YOUR TASK
Write only the number of lines below in which "stadt" occurs.

Dataset rows for apps and sites
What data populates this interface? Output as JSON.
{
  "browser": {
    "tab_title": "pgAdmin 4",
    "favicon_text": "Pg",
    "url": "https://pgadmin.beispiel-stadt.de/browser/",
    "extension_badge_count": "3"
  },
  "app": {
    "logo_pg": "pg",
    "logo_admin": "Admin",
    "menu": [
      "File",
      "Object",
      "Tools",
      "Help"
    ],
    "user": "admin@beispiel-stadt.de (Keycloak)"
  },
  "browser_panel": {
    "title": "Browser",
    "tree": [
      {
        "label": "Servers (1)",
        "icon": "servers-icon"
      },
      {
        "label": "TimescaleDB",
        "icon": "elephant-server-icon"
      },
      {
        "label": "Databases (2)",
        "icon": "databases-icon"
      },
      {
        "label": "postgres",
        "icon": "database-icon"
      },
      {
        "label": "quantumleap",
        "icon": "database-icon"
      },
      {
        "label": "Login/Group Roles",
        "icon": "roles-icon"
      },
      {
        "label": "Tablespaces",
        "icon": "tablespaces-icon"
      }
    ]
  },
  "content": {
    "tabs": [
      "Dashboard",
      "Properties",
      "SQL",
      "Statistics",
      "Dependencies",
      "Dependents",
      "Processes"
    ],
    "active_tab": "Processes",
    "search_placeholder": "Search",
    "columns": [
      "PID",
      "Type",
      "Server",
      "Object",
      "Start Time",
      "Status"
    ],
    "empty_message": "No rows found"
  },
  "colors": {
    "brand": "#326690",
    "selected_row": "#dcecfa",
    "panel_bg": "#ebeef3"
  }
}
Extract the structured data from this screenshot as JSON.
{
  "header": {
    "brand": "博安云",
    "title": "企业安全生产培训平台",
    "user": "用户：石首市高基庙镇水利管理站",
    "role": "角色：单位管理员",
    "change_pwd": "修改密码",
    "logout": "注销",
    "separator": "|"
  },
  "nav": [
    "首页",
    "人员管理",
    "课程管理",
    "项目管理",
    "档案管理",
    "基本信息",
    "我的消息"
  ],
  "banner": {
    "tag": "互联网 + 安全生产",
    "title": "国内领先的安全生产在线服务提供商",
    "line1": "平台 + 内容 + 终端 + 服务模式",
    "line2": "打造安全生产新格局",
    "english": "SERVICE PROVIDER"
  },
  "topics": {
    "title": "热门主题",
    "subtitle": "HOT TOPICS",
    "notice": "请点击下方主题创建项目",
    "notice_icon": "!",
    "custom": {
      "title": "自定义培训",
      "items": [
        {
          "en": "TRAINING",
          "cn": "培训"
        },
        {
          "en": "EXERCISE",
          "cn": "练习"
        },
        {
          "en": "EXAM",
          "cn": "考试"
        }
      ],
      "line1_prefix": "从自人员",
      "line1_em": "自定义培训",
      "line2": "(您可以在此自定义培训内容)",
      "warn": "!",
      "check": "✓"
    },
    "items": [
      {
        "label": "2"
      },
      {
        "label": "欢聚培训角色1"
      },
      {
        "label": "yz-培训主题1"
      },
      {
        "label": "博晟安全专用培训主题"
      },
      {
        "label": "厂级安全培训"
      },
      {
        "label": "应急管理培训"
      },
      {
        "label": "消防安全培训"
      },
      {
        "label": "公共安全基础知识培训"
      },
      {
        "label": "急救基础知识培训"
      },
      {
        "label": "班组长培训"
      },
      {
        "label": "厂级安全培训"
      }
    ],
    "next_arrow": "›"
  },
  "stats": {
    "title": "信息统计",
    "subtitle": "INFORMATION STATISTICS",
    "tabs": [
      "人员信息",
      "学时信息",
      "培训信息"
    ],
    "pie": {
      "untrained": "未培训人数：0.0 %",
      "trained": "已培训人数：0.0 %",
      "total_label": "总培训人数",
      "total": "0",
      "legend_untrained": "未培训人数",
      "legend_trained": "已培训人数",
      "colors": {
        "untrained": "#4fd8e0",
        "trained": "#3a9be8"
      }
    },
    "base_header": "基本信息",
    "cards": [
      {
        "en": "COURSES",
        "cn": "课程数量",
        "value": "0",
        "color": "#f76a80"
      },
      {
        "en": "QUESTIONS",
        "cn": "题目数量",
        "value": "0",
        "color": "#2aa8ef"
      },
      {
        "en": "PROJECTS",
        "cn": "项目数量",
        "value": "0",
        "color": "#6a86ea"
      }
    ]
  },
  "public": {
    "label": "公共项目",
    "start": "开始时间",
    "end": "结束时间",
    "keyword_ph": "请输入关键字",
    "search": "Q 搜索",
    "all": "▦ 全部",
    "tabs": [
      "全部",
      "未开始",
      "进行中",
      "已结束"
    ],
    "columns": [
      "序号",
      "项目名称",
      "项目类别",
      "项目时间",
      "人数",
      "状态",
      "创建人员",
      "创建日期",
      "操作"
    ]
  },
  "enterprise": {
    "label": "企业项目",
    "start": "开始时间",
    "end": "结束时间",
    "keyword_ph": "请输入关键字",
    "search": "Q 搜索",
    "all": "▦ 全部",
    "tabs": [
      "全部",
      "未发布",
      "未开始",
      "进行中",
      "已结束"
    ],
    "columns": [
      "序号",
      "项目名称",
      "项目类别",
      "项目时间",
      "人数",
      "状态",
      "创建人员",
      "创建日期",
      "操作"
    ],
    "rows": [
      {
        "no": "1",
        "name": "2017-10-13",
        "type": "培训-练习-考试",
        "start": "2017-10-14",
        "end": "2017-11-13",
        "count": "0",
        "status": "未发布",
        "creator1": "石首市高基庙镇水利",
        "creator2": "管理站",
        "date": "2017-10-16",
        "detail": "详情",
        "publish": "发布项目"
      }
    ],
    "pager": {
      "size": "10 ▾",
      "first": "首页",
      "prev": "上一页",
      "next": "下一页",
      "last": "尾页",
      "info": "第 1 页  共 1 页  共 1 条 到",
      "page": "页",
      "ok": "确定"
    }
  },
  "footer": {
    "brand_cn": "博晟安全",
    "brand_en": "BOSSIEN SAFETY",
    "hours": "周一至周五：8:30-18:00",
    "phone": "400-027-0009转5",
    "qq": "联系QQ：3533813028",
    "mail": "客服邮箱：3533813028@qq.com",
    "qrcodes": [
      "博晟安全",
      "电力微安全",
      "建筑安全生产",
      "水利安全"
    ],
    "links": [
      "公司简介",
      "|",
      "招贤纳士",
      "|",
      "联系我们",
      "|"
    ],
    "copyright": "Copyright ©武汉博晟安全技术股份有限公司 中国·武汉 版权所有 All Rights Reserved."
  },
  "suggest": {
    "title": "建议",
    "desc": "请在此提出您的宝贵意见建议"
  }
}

SOLUTION TO THIS PROBLEM
2